Herbert Garnham was born in Burston early in 1891, one of twelve children of Henry and Sarah Garnham.
There are a lot of gaps in Herbert’s story. With luck we’ll be able to fill some of them in in time.
The 1911 census found Herbert, then aged 20, living at home with his parents and working as a horseman on a farm. Also recorded in the 1911 census, living at School House in Burston, were the newly appointed teachers at the village school, Thomas George and Annie Katherine Higdon.
Three years later in 1914 local and international events made their presence felt in Burston.
In April 1914 the Burston School Strike started when the local children refused to attend the board school after their teachers Annie and Tom Higdon were sacked after a dispute with the local school managing body and its chairman, the recently appointed vicar Charles Tucker Eland. The children marched around the village with a banner reading “We want our teachers back”. The strike was to last for twenty five years.
Some five months later, on August 4th, Great Britain declared war on Germany and the world would never be the same again. Thirty eight men from Burston served in the Great War between 1914 and 1918, among them Herbert and his older brother George. George returned from the war, Herbert didn’t.
The strike school meanwhile, attended by almost all the children in the village, carried on at first in a tent on the green and later as winter arrived in a carpenter’s workshop in the village.
By this time the strike school had become a national and international cause celebre. In the spring of 1915 when the lease on the workshops ran out an appeal was launched to raise money to erect a permanent school building. Leo Tolstoy contributed to the fund, as did Herbert Garnham.
At about this time Herbert went to Norwich and enlisted in the Norfolk Regiment, joining the 9th Battalion. On August 30th 1915 his battalion landed in France.
Just over a year later during the latter stages of the battle of the Somme the 9th Norfolks were ordered to move into trenches south of Trones Wood near Guillemont. On 14th September they moved into front line trenches with orders to capture the Quadrilateral dugout east of Ginchy.
They attacked at 7.20am the next morning. The attack was unsuccessful and the Norfolks lost 18 officers and 431 other ranks killed, wounded, captured or missing. Herbert was one of those killed. He is remembered on the Thiepval Memorial.
Back in Burston meanwhile, it seems that Herbert’s support for the Strike School had caused a major rift in the Garnham family; it appears that Herbert’s father was opposed to the Strike School and had been infuriated by Herbert’s donation to the appeal. When news of Herbert’s death reached his family it was his uncle Robert Ford who had a memorial plaque made and placed in the church.

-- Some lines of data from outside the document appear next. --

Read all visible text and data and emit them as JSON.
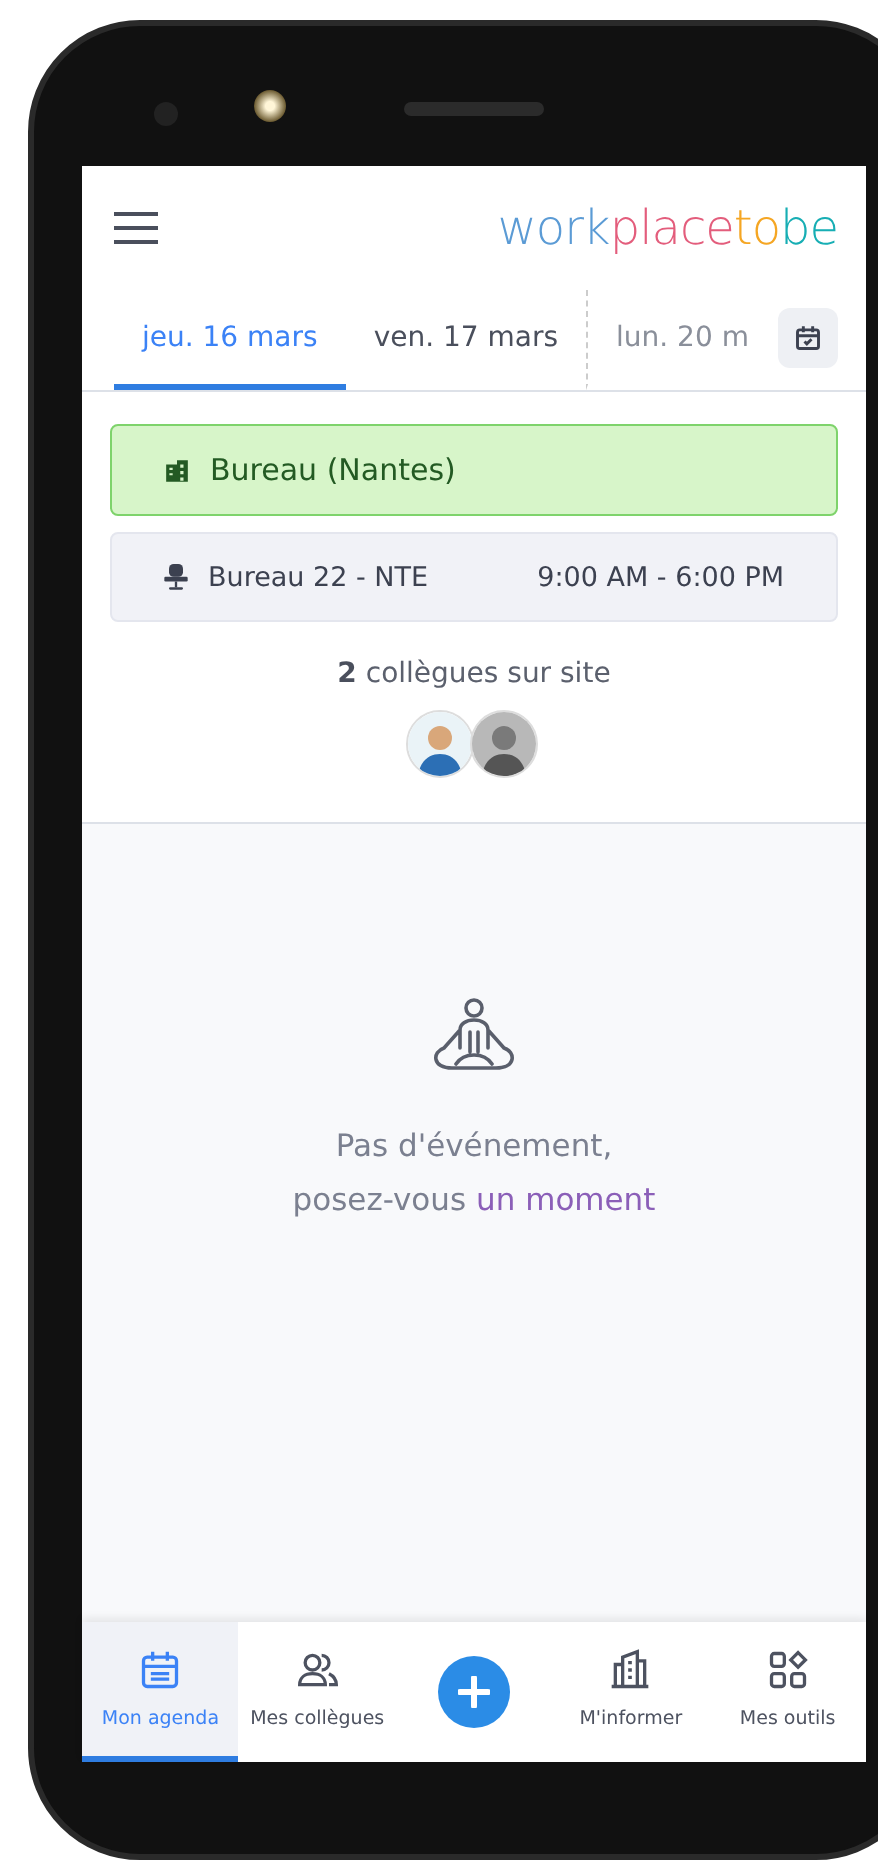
{
  "logo": [
    {
      "text": "work",
      "color": "#5b9bd5"
    },
    {
      "text": "place",
      "color": "#e35d7c"
    },
    {
      "text": "to",
      "color": "#f5a623"
    },
    {
      "text": "be",
      "color": "#17aeb4"
    }
  ],
  "day_tabs": [
    {
      "label": "jeu. 16 mars",
      "selected": true
    },
    {
      "label": "ven. 17 mars",
      "selected": false
    },
    {
      "label": "lun. 20 m",
      "selected": false
    }
  ],
  "location": {
    "label": "Bureau (Nantes)"
  },
  "desk": {
    "label": "Bureau 22 - NTE",
    "hours": "9:00 AM - 6:00 PM"
  },
  "colleagues": {
    "summary": "**2** collègues sur site",
    "avatars": [
      {
        "kind": "avatar"
      },
      {
        "kind": "avatar"
      }
    ]
  },
  "empty_state": {
    "line_1": "Pas d'événement,",
    "line_2": "posez-vous",
    "link": "un moment"
  },
  "bottom_nav": [
    {
      "kind": "agenda",
      "label": "Mon agenda",
      "selected": true
    },
    {
      "kind": "colleagues",
      "label": "Mes collègues",
      "selected": false
    },
    {
      "kind": "add",
      "selected": false
    },
    {
      "kind": "info",
      "label": "M'informer",
      "selected": false
    },
    {
      "kind": "tools",
      "label": "Mes outils",
      "selected": false
    }
  ]
}
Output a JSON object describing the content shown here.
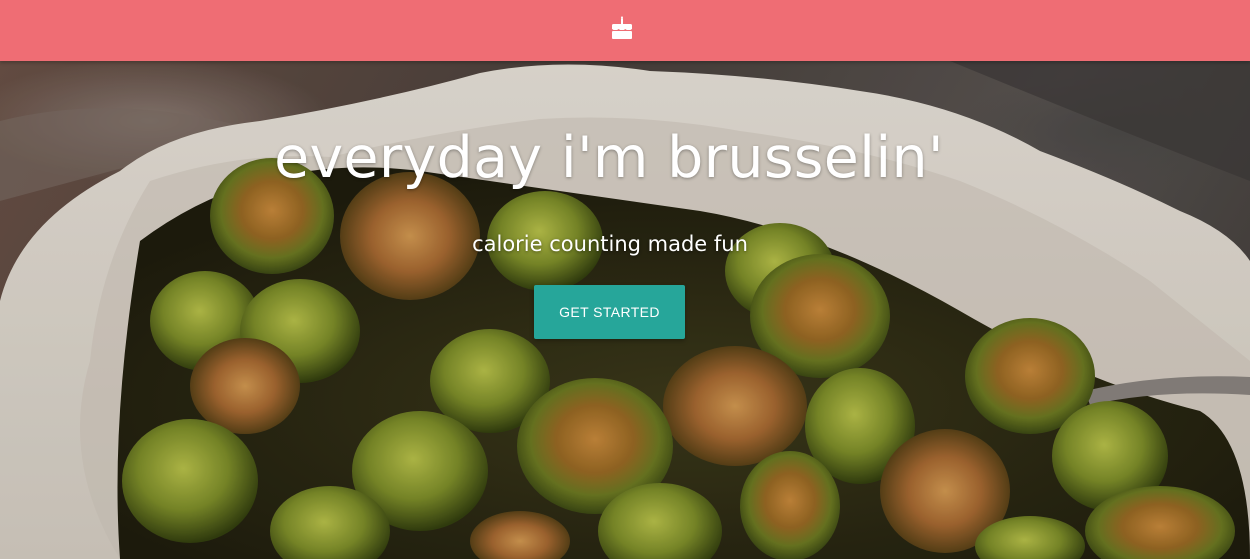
{
  "navbar": {
    "logo_icon": "cake-icon",
    "background_color": "#ef6d74"
  },
  "hero": {
    "image": "roasted-brussels-sprouts-photo",
    "title": "everyday i'm brusselin'",
    "subtitle": "calorie counting made fun",
    "cta_label": "GET STARTED",
    "cta_color": "#26a69a"
  }
}
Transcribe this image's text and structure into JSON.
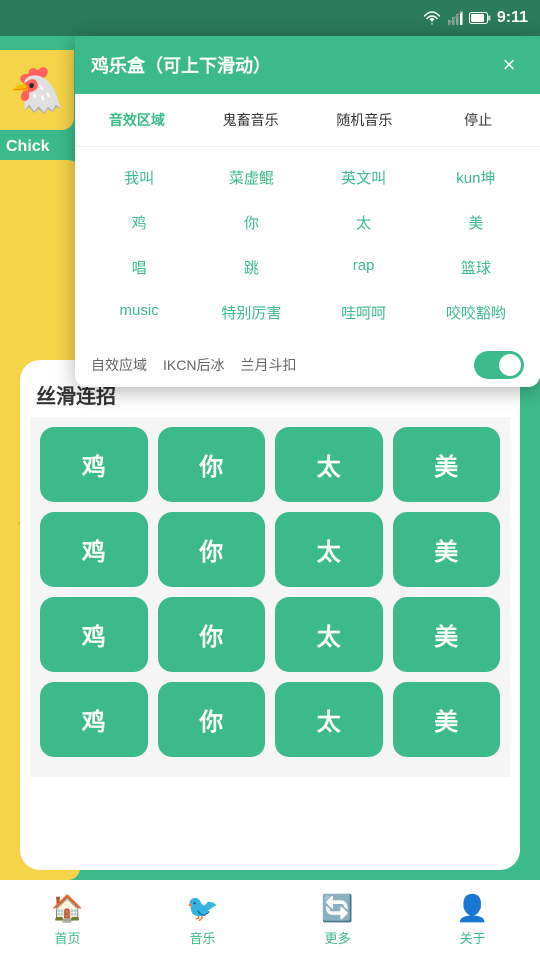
{
  "statusBar": {
    "time": "9:11",
    "icons": [
      "wifi",
      "signal",
      "battery"
    ]
  },
  "modal": {
    "title": "鸡乐盒（可上下滑动）",
    "closeLabel": "×",
    "tabs": [
      {
        "label": "音效区域",
        "active": true
      },
      {
        "label": "鬼畜音乐",
        "active": false
      },
      {
        "label": "随机音乐",
        "active": false
      },
      {
        "label": "停止",
        "active": false
      }
    ],
    "soundGrid": [
      "我叫",
      "菜虚鲲",
      "英文叫",
      "kun坤",
      "鸡",
      "你",
      "太",
      "美",
      "唱",
      "跳",
      "rap",
      "篮球",
      "music",
      "特别厉害",
      "哇呵呵",
      "咬咬豁哟"
    ],
    "toggleLabels": [
      "自效应域",
      "IKCN后冰",
      "兰月斗扣"
    ],
    "comboTitle": "丝滑连招",
    "comboRows": [
      [
        "鸡",
        "你",
        "太",
        "美"
      ],
      [
        "鸡",
        "你",
        "太",
        "美"
      ],
      [
        "鸡",
        "你",
        "太",
        "美"
      ],
      [
        "鸡",
        "你",
        "太",
        "美"
      ]
    ]
  },
  "bottomNav": {
    "items": [
      {
        "label": "首页",
        "icon": "🏠"
      },
      {
        "label": "音乐",
        "icon": "🐦"
      },
      {
        "label": "更多",
        "icon": "🔄"
      },
      {
        "label": "关于",
        "icon": "👤"
      }
    ]
  },
  "background": {
    "chickLabel": "Chick"
  }
}
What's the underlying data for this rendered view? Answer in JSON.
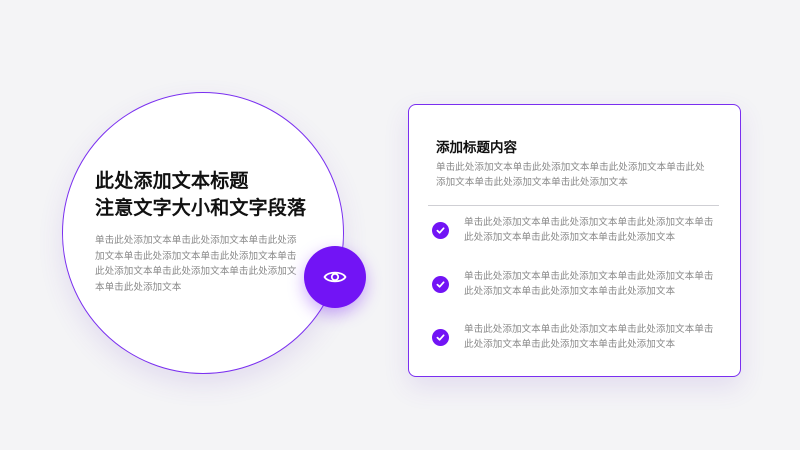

This so enraged Herbert’s father that he went to the the church with a hammer and attempted to smash the memorial. He was restrained before he could do too much damage, but to this day you can see the repairs to the crack across the face of the memorial
and the point where the hammer blow landed
The new school, which Herbert’s donation helped to build, was opened on May 13th 1917 by Violet Potter who had led the original march by the pupils in April 1914.
Robert Ford’s daughter Sarah would have been thirteen in 1917. She would have attended the strike school, first on the village green and later in the carpenter’s shop before she and the rest of the pupils could move into the newly built school, funded in a small way by her cousin Herbert.
Thanks to Steve Smith and Tim Fox-Godden for help with the battle of Ginchy and the Norfolks’ attack on the Quadrilateral.